# Naming unsaturated hydrocarbons

$\ce{CH2=CH-CH=CH-CH2-CH3}$

Is this hexa-1,3-diene or hex-1,3-diene?
And why?
When do you add an extra a and when do you not?

• Ignoring the numbers for a moment. This will probably help you in most exams: You generally never see 2 vowels together. When 2 vowels come together, remove the first one. e.g.: methane + al = methanal (notice that I removed 'e' from the combined word), butane + one = butanone, but, in case of dione because the suffix doesn't start with a vowel, one has to just join the two: butane + dione = butanedione. Thus, in your case, we just have to join the two: hexadiene, there is no need of removing a vowel. – Harshal Gajjar Mar 28 '16 at 18:12

According to the general methodology described in the current version of Nomenclature of Organic Chemistry – IUPAC Recommendations and Preferred Names 2013 (Blue Book), a double bond is expressed by changing the ending ‘ane’ of the name of the corresponding saturated parent structure to ‘ene’.

P-31.1.1.1 The presence of one or more double or triple bonds in an otherwise saturated parent hydride (…) is denoted by changing the ending ‘ane’ of the name of a saturated parent hydride to ‘ene’ or ‘yne’. (…)

For example, the name ‘hexane’ is changed to ‘hex-1-ene’.

If the compound contains multiple double bonds, a multiplicative prefix is placed before the ending ‘ene’ and the letter ‘a’ is inserted between the root of the name of the parent structure and the multiplicative prefix.

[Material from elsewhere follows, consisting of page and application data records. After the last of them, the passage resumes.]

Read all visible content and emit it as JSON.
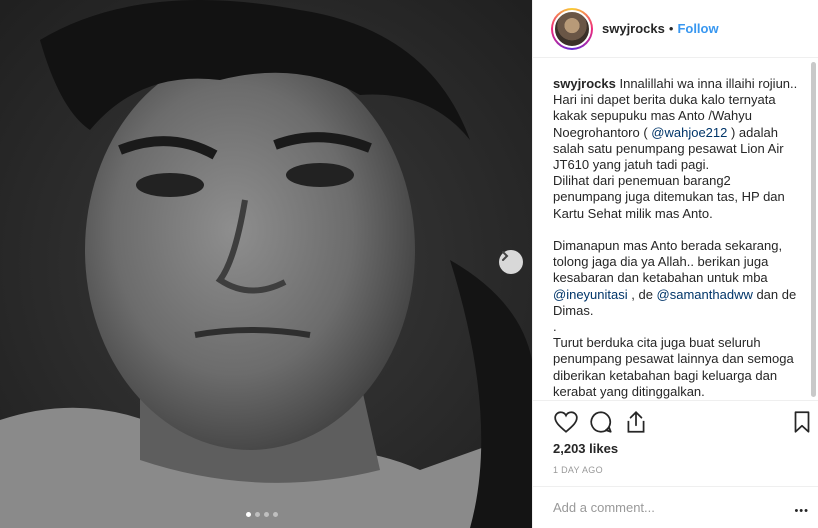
{
  "post": {
    "username": "swyjrocks",
    "separator": "•",
    "follow_label": "Follow"
  },
  "caption": {
    "username": "swyjrocks",
    "text_1": " Innalillahi wa inna illaihi rojiun..\nHari ini dapet berita duka kalo ternyata kakak sepupuku mas Anto /Wahyu Noegrohantoro ( ",
    "mention_1": "@wahjoe212",
    "text_2": " ) adalah salah satu penumpang pesawat Lion Air JT610 yang jatuh tadi pagi.\nDilihat dari penemuan barang2 penumpang juga ditemukan tas, HP dan Kartu Sehat milik mas Anto.\n\nDimanapun mas Anto berada sekarang, tolong jaga dia ya Allah.. berikan juga kesabaran dan ketabahan untuk mba ",
    "mention_2": "@ineyunitasi",
    "text_3": " , de ",
    "mention_3": "@samanthadww",
    "text_4": " dan de Dimas.\n.\nTurut berduka cita juga buat seluruh penumpang pesawat lainnya dan semoga diberikan ketabahan bagi keluarga dan kerabat yang ditinggalkan."
  },
  "stats": {
    "likes": "2,203 likes",
    "time": "1 DAY AGO"
  },
  "comment": {
    "placeholder": "Add a comment...",
    "more_label": "•••"
  },
  "carousel": {
    "slide_count": 4,
    "active_index": 0
  },
  "icons": {
    "like": "heart-icon",
    "comment": "comment-icon",
    "share": "share-icon",
    "save": "bookmark-icon",
    "next": "chevron-right-icon"
  },
  "colors": {
    "accent": "#3897f0",
    "mention": "#003569",
    "text": "#262626",
    "muted": "#999999"
  }
}
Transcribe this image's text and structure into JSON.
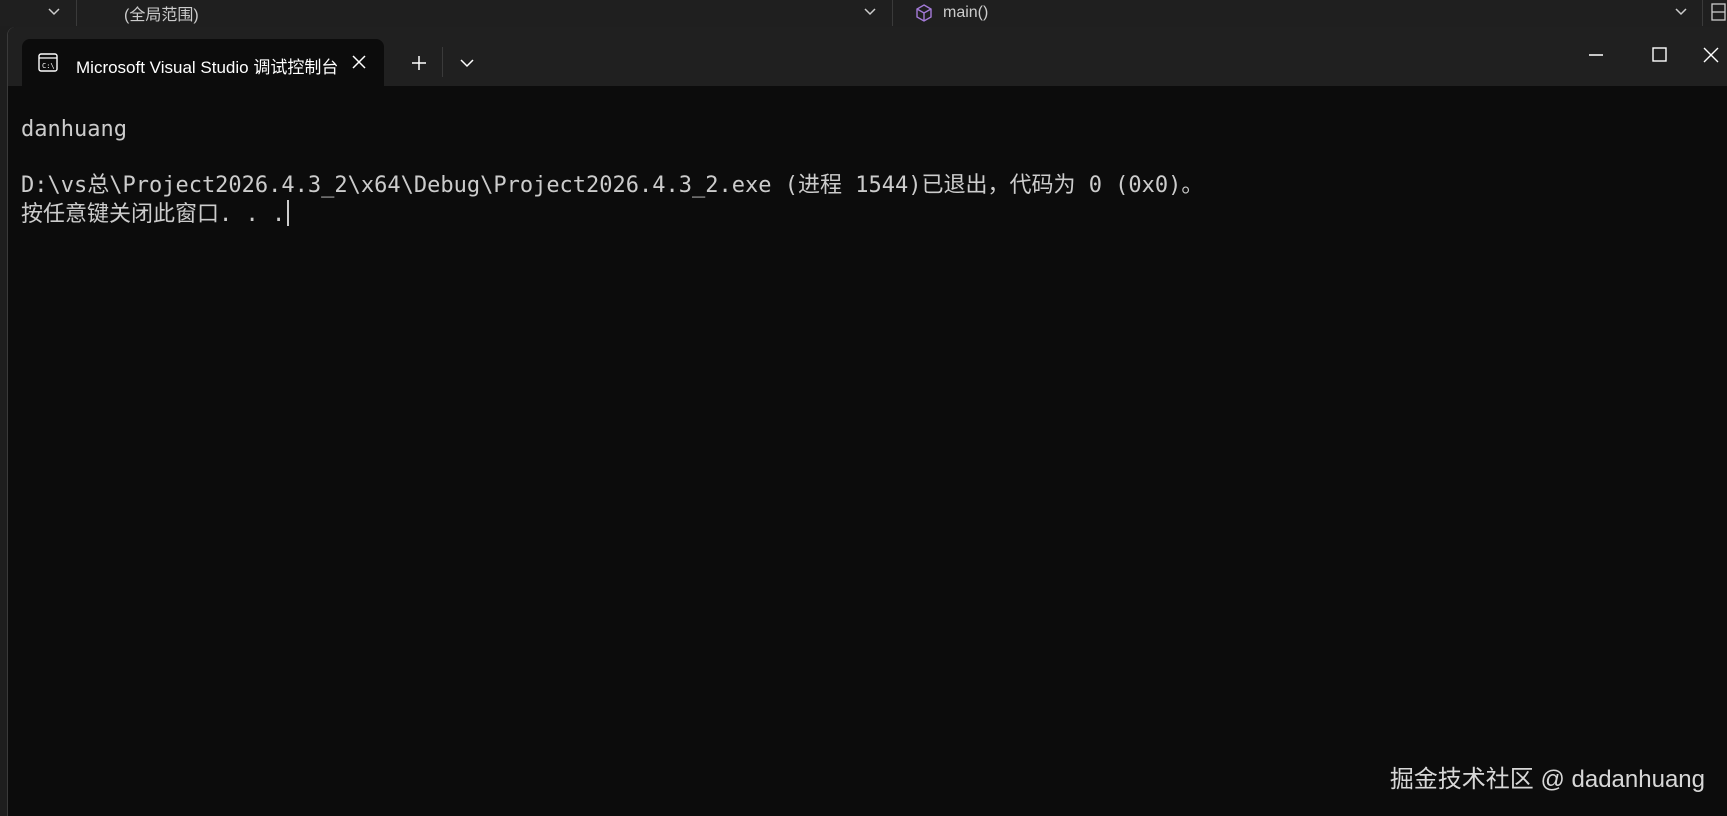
{
  "vs_navbar": {
    "scope_label": "(全局范围)",
    "function_label": "main()"
  },
  "terminal": {
    "tab_title": "Microsoft Visual Studio 调试控制台",
    "console_lines": [
      "danhuang",
      "",
      "D:\\vs总\\Project2026.4.3_2\\x64\\Debug\\Project2026.4.3_2.exe (进程 1544)已退出，代码为 0 (0x0)。",
      "按任意键关闭此窗口. . ."
    ]
  },
  "watermark": "掘金技术社区 @ dadanhuang",
  "icons": {
    "tab_icon": "console-icon",
    "tab_close": "close-icon",
    "new_tab": "plus-icon",
    "tab_dropdown": "chevron-down-icon",
    "minimize": "minimize-icon",
    "maximize": "maximize-icon",
    "close_window": "close-icon",
    "function_icon": "cube-icon"
  },
  "colors": {
    "console_bg": "#0c0c0c",
    "console_fg": "#cccccc",
    "titlebar_bg": "#202020",
    "navbar_bg": "#1f1f1f"
  }
}
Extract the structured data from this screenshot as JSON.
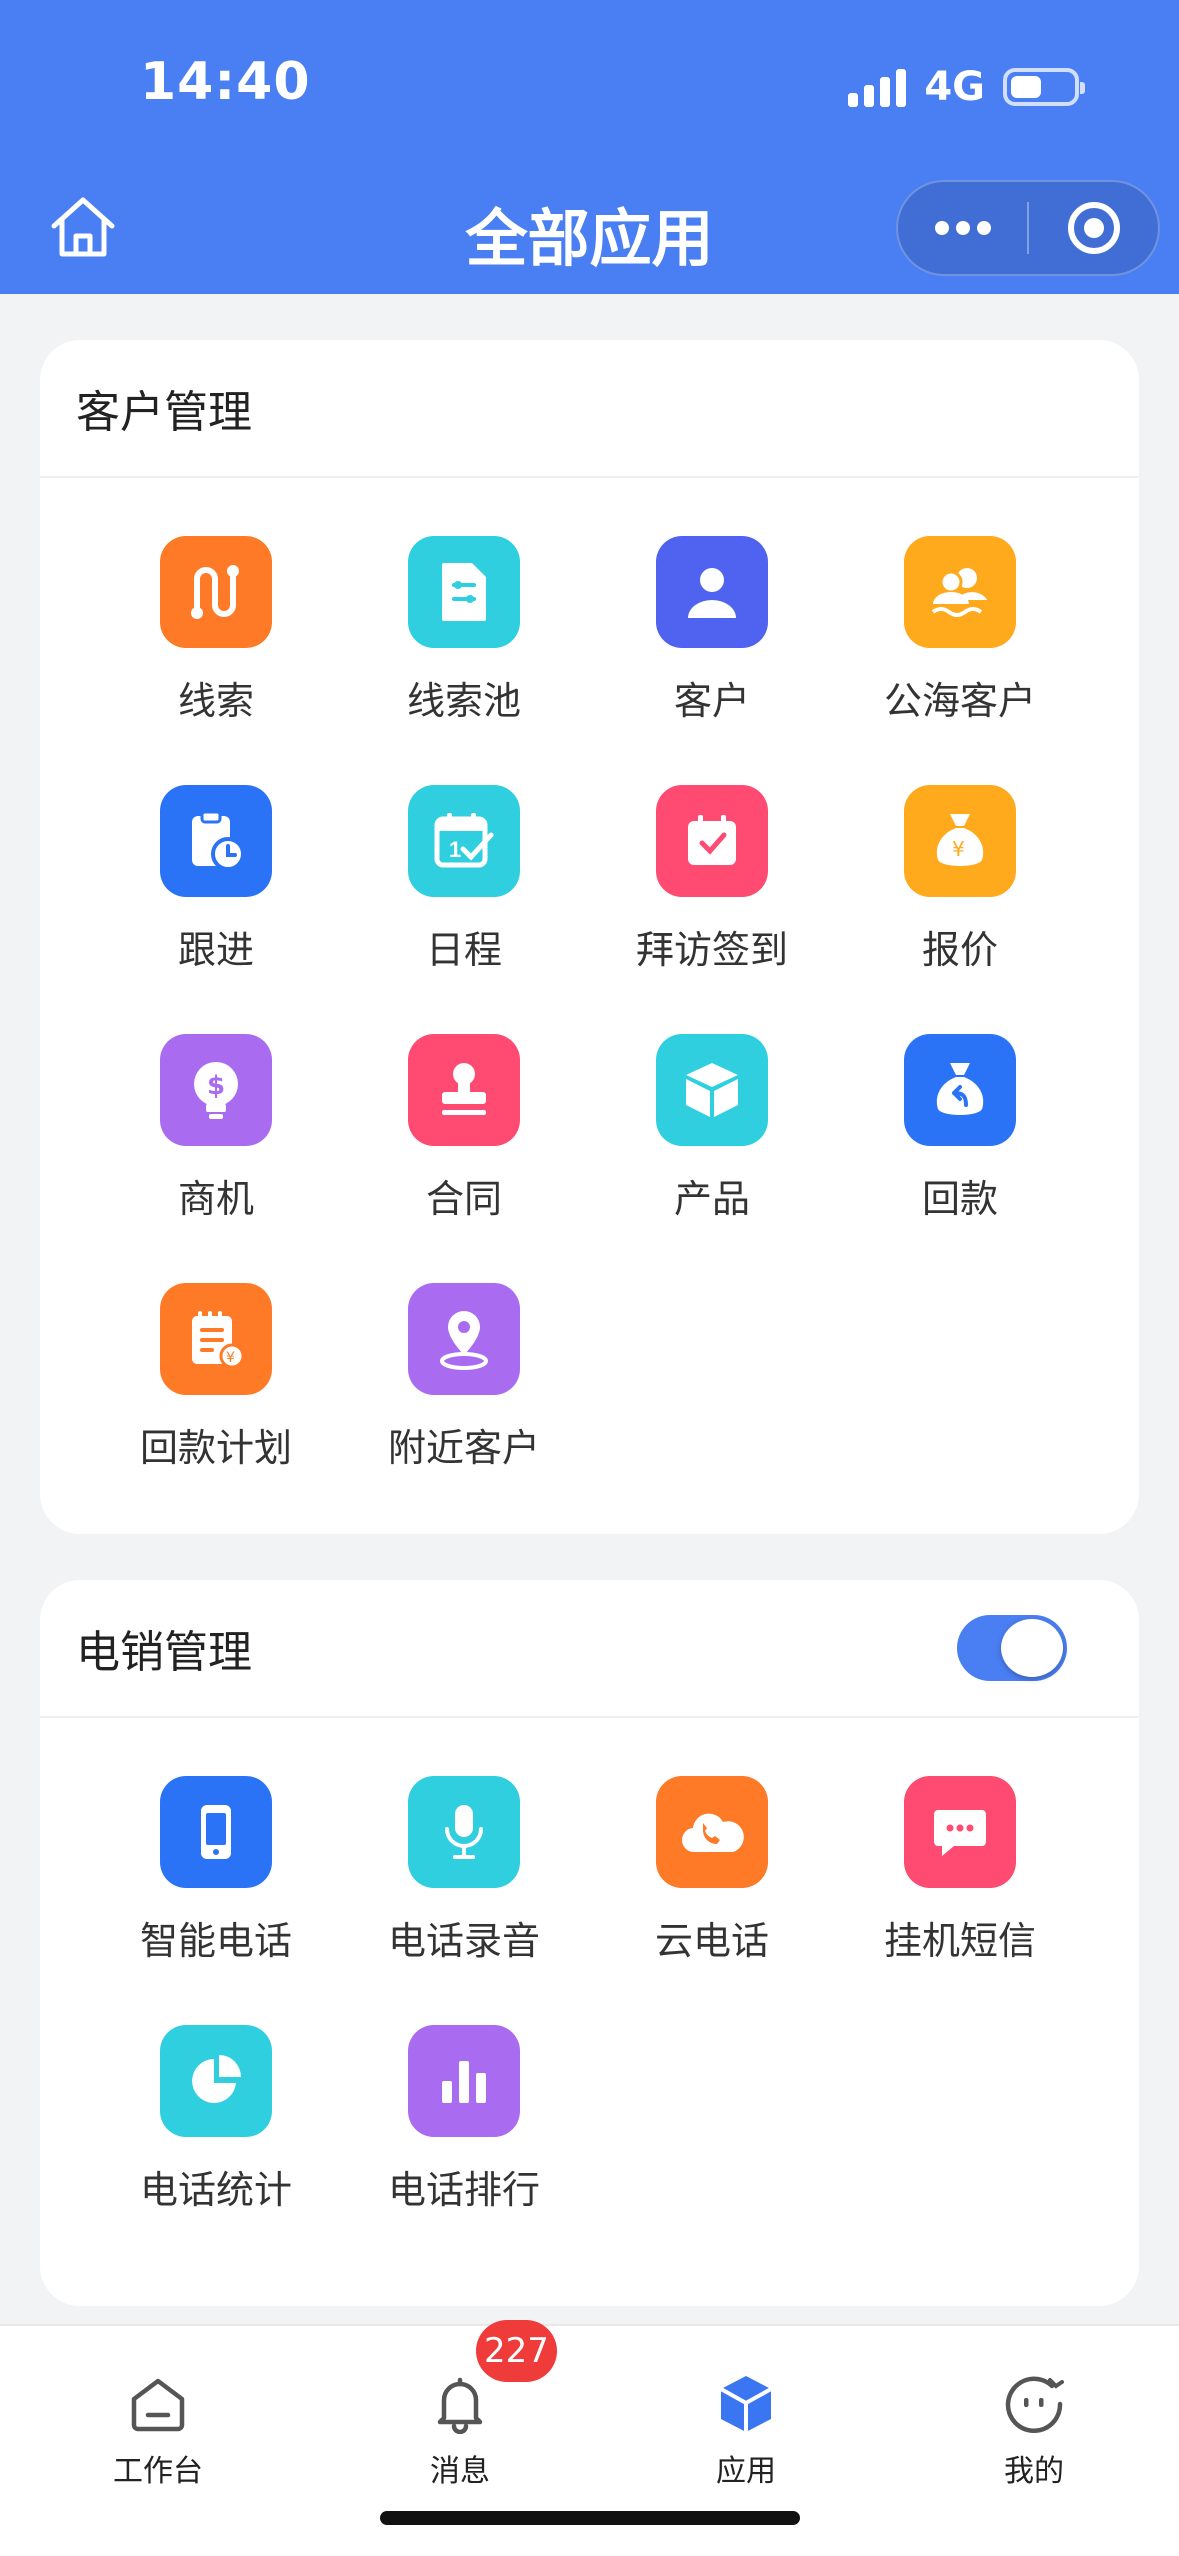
{
  "status_bar": {
    "time": "14:40",
    "network": "4G"
  },
  "header": {
    "title": "全部应用"
  },
  "customer_section": {
    "title": "客户管理",
    "apps": [
      {
        "label": "线索",
        "icon": "route-icon",
        "color": "#ff7a26"
      },
      {
        "label": "线索池",
        "icon": "document-settings-icon",
        "color": "#2fcfe0"
      },
      {
        "label": "客户",
        "icon": "person-icon",
        "color": "#4f63f0"
      },
      {
        "label": "公海客户",
        "icon": "people-wave-icon",
        "color": "#ffa91c"
      },
      {
        "label": "跟进",
        "icon": "clipboard-clock-icon",
        "color": "#2b73f6"
      },
      {
        "label": "日程",
        "icon": "calendar-check-icon",
        "color": "#2fcfe0"
      },
      {
        "label": "拜访签到",
        "icon": "calendar-heart-icon",
        "color": "#ff4a72"
      },
      {
        "label": "报价",
        "icon": "money-bag-yen-icon",
        "color": "#ffa91c"
      },
      {
        "label": "商机",
        "icon": "lightbulb-dollar-icon",
        "color": "#a96cf0"
      },
      {
        "label": "合同",
        "icon": "stamp-icon",
        "color": "#ff4a72"
      },
      {
        "label": "产品",
        "icon": "box-icon",
        "color": "#2fcfe0"
      },
      {
        "label": "回款",
        "icon": "money-bag-return-icon",
        "color": "#2b73f6"
      },
      {
        "label": "回款计划",
        "icon": "notepad-yen-icon",
        "color": "#ff7a26"
      },
      {
        "label": "附近客户",
        "icon": "location-pin-icon",
        "color": "#a96cf0"
      }
    ]
  },
  "telesales_section": {
    "title": "电销管理",
    "toggle_on": true,
    "apps": [
      {
        "label": "智能电话",
        "icon": "smartphone-icon",
        "color": "#2b73f6"
      },
      {
        "label": "电话录音",
        "icon": "microphone-icon",
        "color": "#2fcfe0"
      },
      {
        "label": "云电话",
        "icon": "cloud-phone-icon",
        "color": "#ff7a26"
      },
      {
        "label": "挂机短信",
        "icon": "chat-bubble-icon",
        "color": "#ff4a72"
      },
      {
        "label": "电话统计",
        "icon": "pie-chart-icon",
        "color": "#2fcfe0"
      },
      {
        "label": "电话排行",
        "icon": "bar-chart-icon",
        "color": "#a96cf0"
      }
    ]
  },
  "tabbar": {
    "tabs": [
      {
        "label": "工作台",
        "icon": "home-icon"
      },
      {
        "label": "消息",
        "icon": "bell-icon"
      },
      {
        "label": "应用",
        "icon": "cube-icon",
        "active": true
      },
      {
        "label": "我的",
        "icon": "smile-face-icon"
      }
    ],
    "message_badge": "227"
  },
  "colors": {
    "primary": "#4a7ef3",
    "badge": "#f03b3b"
  }
}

P-31.1.1.2 The multiplying prefixes ‘di’, ‘tri’, etc., are placed before endings denoting unsaturation to indicate the number of multiple bonds of each kind, as required, for example, ‘diene’ and ‘triyne’. For euphonic reasons, when the endings ‘ene’ and ‘yne’ are preceded by a multiplying prefix and a locant the letter ‘a’ is inserted. (…)